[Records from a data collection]

- Opening Delimiter -

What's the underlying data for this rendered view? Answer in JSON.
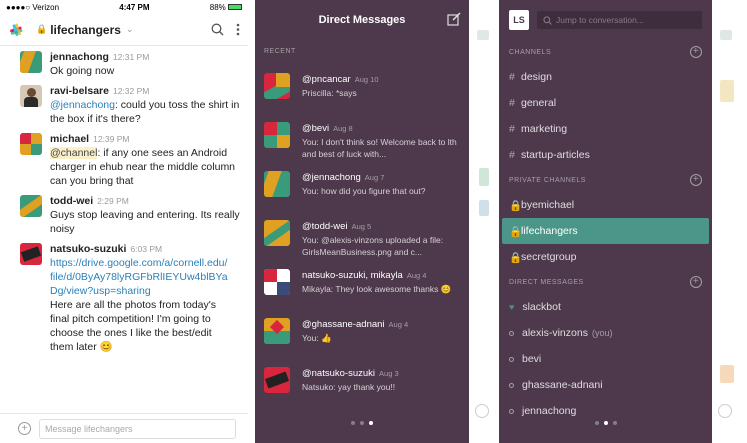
{
  "status": {
    "carrier": "●●●●○ Verizon",
    "time": "4:47 PM",
    "battery": "88%"
  },
  "channel": {
    "name": "lifechangers",
    "lock": "🔒",
    "caret": "⌄",
    "search_icon": "search-icon",
    "menu_icon": "more-vert-icon"
  },
  "messages": [
    {
      "name": "jennachong",
      "time": "12:31 PM",
      "text": "Ok going now",
      "avatar_color": "#3a9b7a"
    },
    {
      "name": "ravi-belsare",
      "time": "12:32 PM",
      "mention": "@jennachong",
      "text": ": could you toss the shirt in the box if it's there?",
      "avatar_color": "#d6c7b6"
    },
    {
      "name": "michael",
      "time": "12:39 PM",
      "mention": "@channel",
      "text": ": if any one sees an Android charger in ehub near the middle column can you bring that",
      "avatar_color": "#e0a021"
    },
    {
      "name": "todd-wei",
      "time": "2:29 PM",
      "text": "Guys stop leaving and entering. Its really noisy",
      "avatar_color": "#3a9b7a"
    },
    {
      "name": "natsuko-suzuki",
      "time": "6:03 PM",
      "link": "https://drive.google.com/a/cornell.edu/file/d/0ByAy78lyRGFbRlIEYUw4blBYaDg/view?usp=sharing",
      "text": "Here are all the photos from today's final pitch competition! I'm going to choose the ones I like the best/edit them later 😊",
      "avatar_color": "#d7263d"
    }
  ],
  "compose": {
    "placeholder": "Message lifechangers",
    "plus": "+"
  },
  "dm_panel": {
    "title": "Direct Messages",
    "section": "RECENT",
    "items": [
      {
        "name": "@pncancar",
        "date": "Aug 10",
        "preview": "Priscilla: *says"
      },
      {
        "name": "@bevi",
        "date": "Aug 8",
        "preview": "You: I don't think so! Welcome back to lth and best of luck with..."
      },
      {
        "name": "@jennachong",
        "date": "Aug 7",
        "preview": "You: how did you figure that out?"
      },
      {
        "name": "@todd-wei",
        "date": "Aug 5",
        "preview": "You: @alexis-vinzons uploaded a file: GirlsMeanBusiness.png and c..."
      },
      {
        "name": "natsuko-suzuki, mikayla",
        "date": "Aug 4",
        "preview": "Mikayla: They look awesome thanks 😊"
      },
      {
        "name": "@ghassane-adnani",
        "date": "Aug 4",
        "preview": "You: 👍"
      },
      {
        "name": "@natsuko-suzuki",
        "date": "Aug 3",
        "preview": "Natsuko: yay thank you!!"
      }
    ]
  },
  "sidebar": {
    "initials": "LS",
    "search_placeholder": "Jump to conversation...",
    "channels_label": "CHANNELS",
    "channels": [
      "design",
      "general",
      "marketing",
      "startup-articles"
    ],
    "private_label": "PRIVATE CHANNELS",
    "private": [
      "byemichael",
      "lifechangers",
      "secretgroup"
    ],
    "dm_label": "DIRECT MESSAGES",
    "dms": [
      {
        "name": "slackbot",
        "you": "",
        "online": true
      },
      {
        "name": "alexis-vinzons",
        "you": "(you)",
        "online": false
      },
      {
        "name": "bevi",
        "you": "",
        "online": false
      },
      {
        "name": "ghassane-adnani",
        "you": "",
        "online": false
      },
      {
        "name": "jennachong",
        "you": "",
        "online": false
      }
    ],
    "selected": "lifechangers"
  },
  "colors": {
    "aubergine": "#4d394b",
    "selected": "#4c9689",
    "link": "#2a80b9"
  }
}
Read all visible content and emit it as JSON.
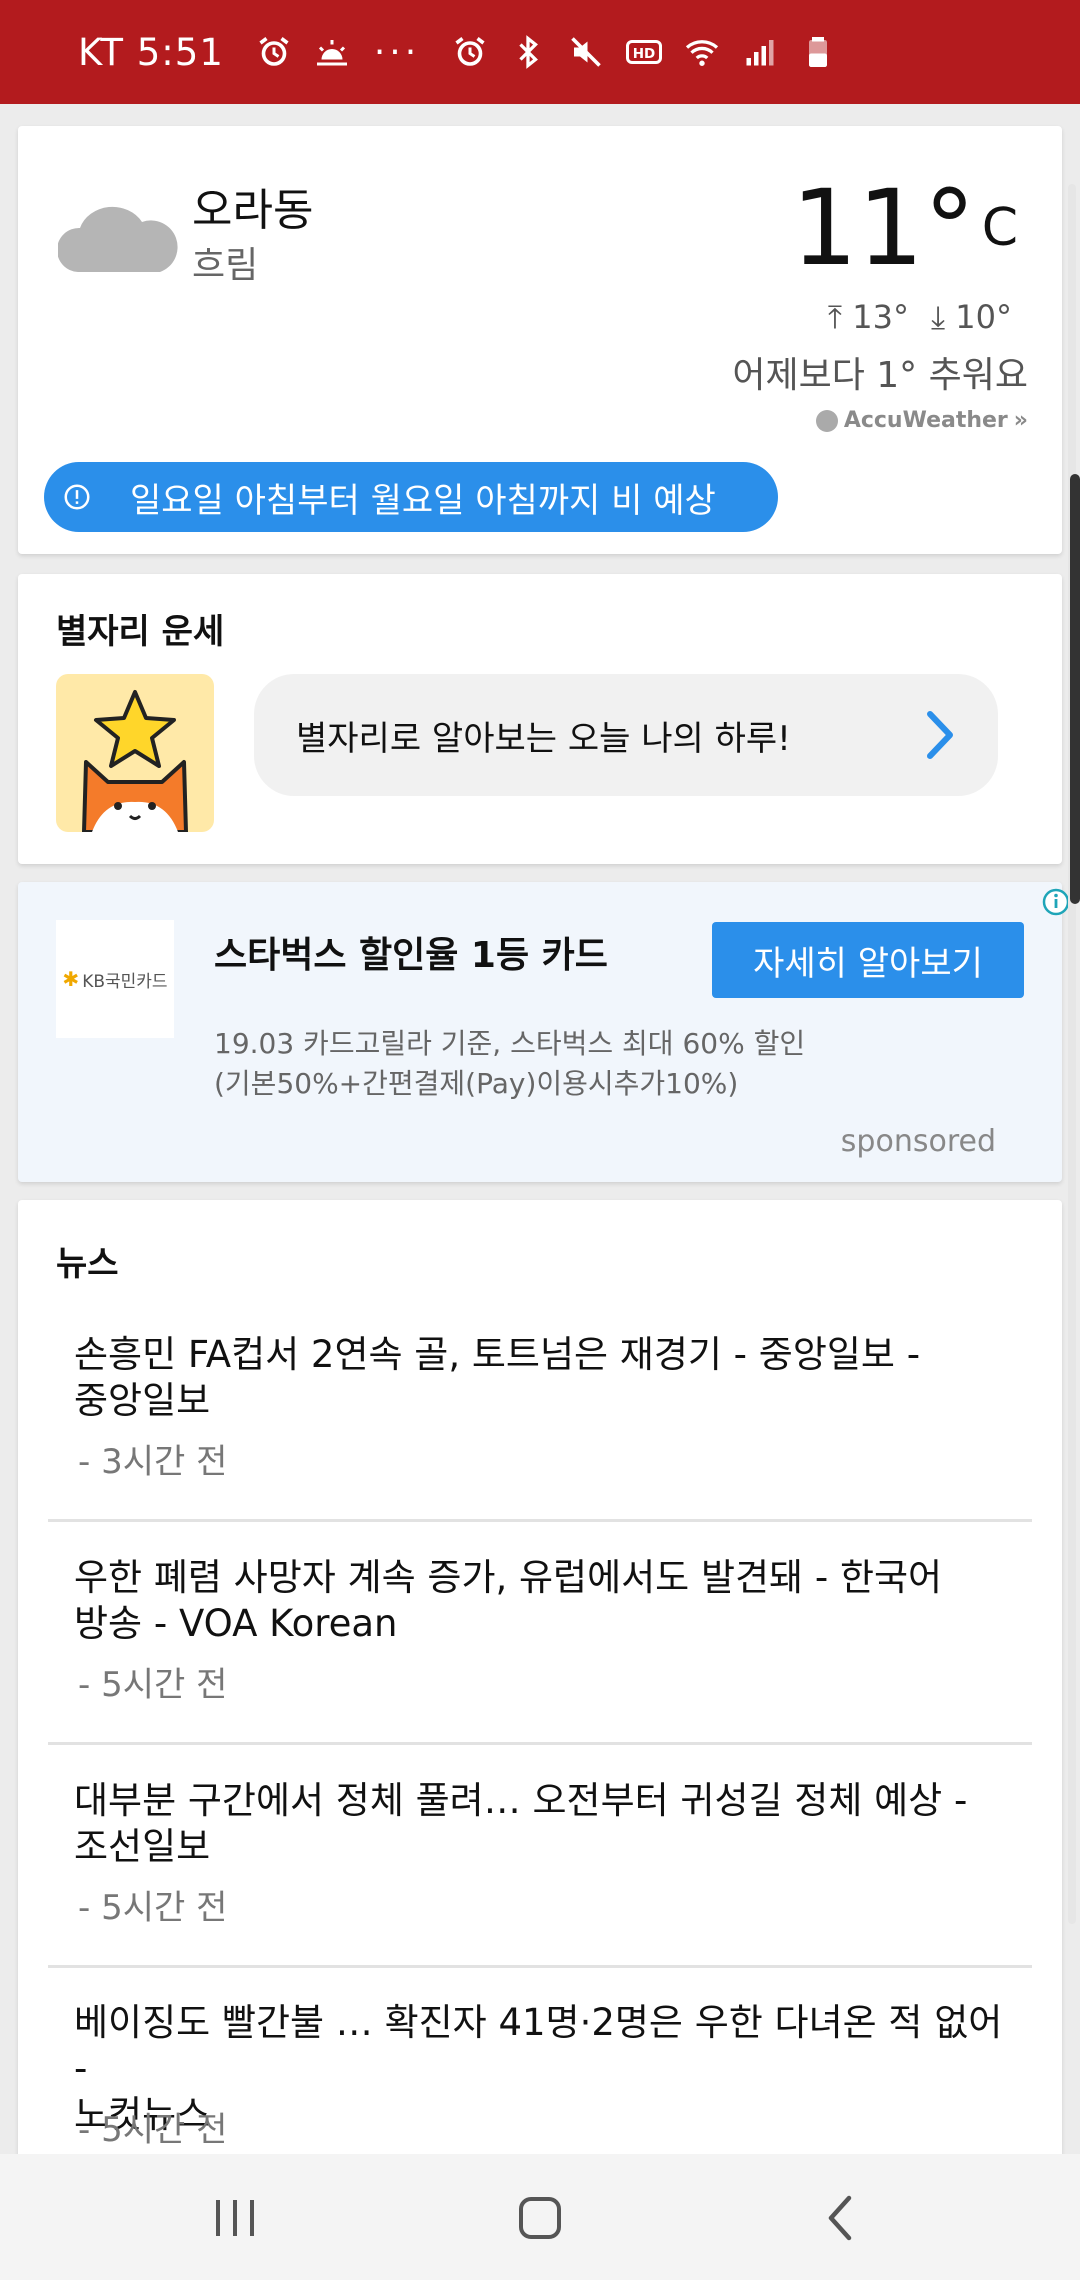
{
  "status_bar": {
    "carrier": "KT",
    "time": "5:51",
    "more": "···",
    "icons": [
      "alarm-icon",
      "sunrise-icon",
      "alarm-icon",
      "bluetooth-icon",
      "mute-icon",
      "hd-icon",
      "wifi-icon",
      "signal-icon",
      "battery-icon"
    ]
  },
  "weather": {
    "location": "오라동",
    "condition": "흐림",
    "temperature": "11°",
    "unit": "C",
    "high": "13°",
    "low": "10°",
    "comparison": "어제보다 1° 추워요",
    "provider": "AccuWeather",
    "alert": "일요일 아침부터 월요일 아침까지 비 예상",
    "icon": "cloud-icon"
  },
  "horoscope": {
    "title": "별자리 운세",
    "message": "별자리로 알아보는 오늘 나의 하루!"
  },
  "ad": {
    "brand": "KB국민카드",
    "title": "스타벅스 할인율 1등 카드",
    "cta": "자세히 알아보기",
    "desc_line1": "19.03 카드고릴라 기준, 스타벅스 최대 60% 할인",
    "desc_line2": "(기본50%+간편결제(Pay)이용시추가10%)",
    "sponsored": "sponsored"
  },
  "news": {
    "title": "뉴스",
    "items": [
      {
        "line1": "손흥민 FA컵서 2연속 골, 토트넘은 재경기 - 중앙일보 -",
        "line2": "중앙일보",
        "time": "- 3시간 전"
      },
      {
        "line1": "우한 폐렴 사망자 계속 증가, 유럽에서도 발견돼 - 한국어",
        "line2": "방송 - VOA Korean",
        "time": "- 5시간 전"
      },
      {
        "line1": "대부분 구간에서 정체 풀려… 오전부터 귀성길 정체 예상 -",
        "line2": "조선일보",
        "time": "- 5시간 전"
      },
      {
        "line1": "베이징도 빨간불 … 확진자 41명·2명은 우한 다녀온 적 없어 -",
        "line2": "노컷뉴스",
        "time": "- 5시간 전"
      }
    ]
  },
  "colors": {
    "status_bar": "#b31b1e",
    "accent": "#2b8fea"
  }
}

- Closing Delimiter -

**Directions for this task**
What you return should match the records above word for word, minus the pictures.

**Solution to this exercise**
What's the underlying data for this rendered view? Answer in JSON.
{
  "status": {
    "carrier": "●●●●○ Verizon",
    "time": "4:47 PM",
    "battery": "88%"
  },
  "channel": {
    "name": "lifechangers",
    "lock": "🔒",
    "caret": "⌄",
    "search_icon": "search-icon",
    "menu_icon": "more-vert-icon"
  },
  "messages": [
    {
      "name": "jennachong",
      "time": "12:31 PM",
      "text": "Ok going now",
      "avatar_color": "#3a9b7a"
    },
    {
      "name": "ravi-belsare",
      "time": "12:32 PM",
      "mention": "@jennachong",
      "text": ": could you toss the shirt in the box if it's there?",
      "avatar_color": "#d6c7b6"
    },
    {
      "name": "michael",
      "time": "12:39 PM",
      "mention": "@channel",
      "text": ": if any one sees an Android charger in ehub near the middle column can you bring that",
      "avatar_color": "#e0a021"
    },
    {
      "name": "todd-wei",
      "time": "2:29 PM",
      "text": "Guys stop leaving and entering. Its really noisy",
      "avatar_color": "#3a9b7a"
    },
    {
      "name": "natsuko-suzuki",
      "time": "6:03 PM",
      "link": "https://drive.google.com/a/cornell.edu/file/d/0ByAy78lyRGFbRlIEYUw4blBYaDg/view?usp=sharing",
      "text": "Here are all the photos from today's final pitch competition! I'm going to choose the ones I like the best/edit them later 😊",
      "avatar_color": "#d7263d"
    }
  ],
  "compose": {
    "placeholder": "Message lifechangers",
    "plus": "+"
  },
  "dm_panel": {
    "title": "Direct Messages",
    "section": "RECENT",
    "items": [
      {
        "name": "@pncancar",
        "date": "Aug 10",
        "preview": "Priscilla: *says"
      },
      {
        "name": "@bevi",
        "date": "Aug 8",
        "preview": "You: I don't think so! Welcome back to lth and best of luck with..."
      },
      {
        "name": "@jennachong",
        "date": "Aug 7",
        "preview": "You: how did you figure that out?"
      },
      {
        "name": "@todd-wei",
        "date": "Aug 5",
        "preview": "You: @alexis-vinzons uploaded a file: GirlsMeanBusiness.png and c..."
      },
      {
        "name": "natsuko-suzuki, mikayla",
        "date": "Aug 4",
        "preview": "Mikayla: They look awesome thanks 😊"
      },
      {
        "name": "@ghassane-adnani",
        "date": "Aug 4",
        "preview": "You: 👍"
      },
      {
        "name": "@natsuko-suzuki",
        "date": "Aug 3",
        "preview": "Natsuko: yay thank you!!"
      }
    ]
  },
  "sidebar": {
    "initials": "LS",
    "search_placeholder": "Jump to conversation...",
    "channels_label": "CHANNELS",
    "channels": [
      "design",
      "general",
      "marketing",
      "startup-articles"
    ],
    "private_label": "PRIVATE CHANNELS",
    "private": [
      "byemichael",
      "lifechangers",
      "secretgroup"
    ],
    "dm_label": "DIRECT MESSAGES",
    "dms": [
      {
        "name": "slackbot",
        "you": "",
        "online": true
      },
      {
        "name": "alexis-vinzons",
        "you": "(you)",
        "online": false
      },
      {
        "name": "bevi",
        "you": "",
        "online": false
      },
      {
        "name": "ghassane-adnani",
        "you": "",
        "online": false
      },
      {
        "name": "jennachong",
        "you": "",
        "online": false
      }
    ],
    "selected": "lifechangers"
  },
  "colors": {
    "aubergine": "#4d394b",
    "selected": "#4c9689",
    "link": "#2a80b9"
  }
}
Read all visible content and emit it as JSON.
{
  "status_bar": {
    "carrier": "KT",
    "time": "5:51",
    "more": "···",
    "icons": [
      "alarm-icon",
      "sunrise-icon",
      "alarm-icon",
      "bluetooth-icon",
      "mute-icon",
      "hd-icon",
      "wifi-icon",
      "signal-icon",
      "battery-icon"
    ]
  },
  "weather": {
    "location": "오라동",
    "condition": "흐림",
    "temperature": "11°",
    "unit": "C",
    "high": "13°",
    "low": "10°",
    "comparison": "어제보다 1° 추워요",
    "provider": "AccuWeather",
    "alert": "일요일 아침부터 월요일 아침까지 비 예상",
    "icon": "cloud-icon"
  },
  "horoscope": {
    "title": "별자리 운세",
    "message": "별자리로 알아보는 오늘 나의 하루!"
  },
  "ad": {
    "brand": "KB국민카드",
    "title": "스타벅스 할인율 1등 카드",
    "cta": "자세히 알아보기",
    "desc_line1": "19.03 카드고릴라 기준, 스타벅스 최대 60% 할인",
    "desc_line2": "(기본50%+간편결제(Pay)이용시추가10%)",
    "sponsored": "sponsored"
  },
  "news": {
    "title": "뉴스",
    "items": [
      {
        "line1": "손흥민 FA컵서 2연속 골, 토트넘은 재경기 - 중앙일보 -",
        "line2": "중앙일보",
        "time": "- 3시간 전"
      },
      {
        "line1": "우한 폐렴 사망자 계속 증가, 유럽에서도 발견돼 - 한국어",
        "line2": "방송 - VOA Korean",
        "time": "- 5시간 전"
      },
      {
        "line1": "대부분 구간에서 정체 풀려… 오전부터 귀성길 정체 예상 -",
        "line2": "조선일보",
        "time": "- 5시간 전"
      },
      {
        "line1": "베이징도 빨간불 … 확진자 41명·2명은 우한 다녀온 적 없어 -",
        "line2": "노컷뉴스",
        "time": "- 5시간 전"
      }
    ]
  },
  "colors": {
    "status_bar": "#b31b1e",
    "accent": "#2b8fea"
  }
}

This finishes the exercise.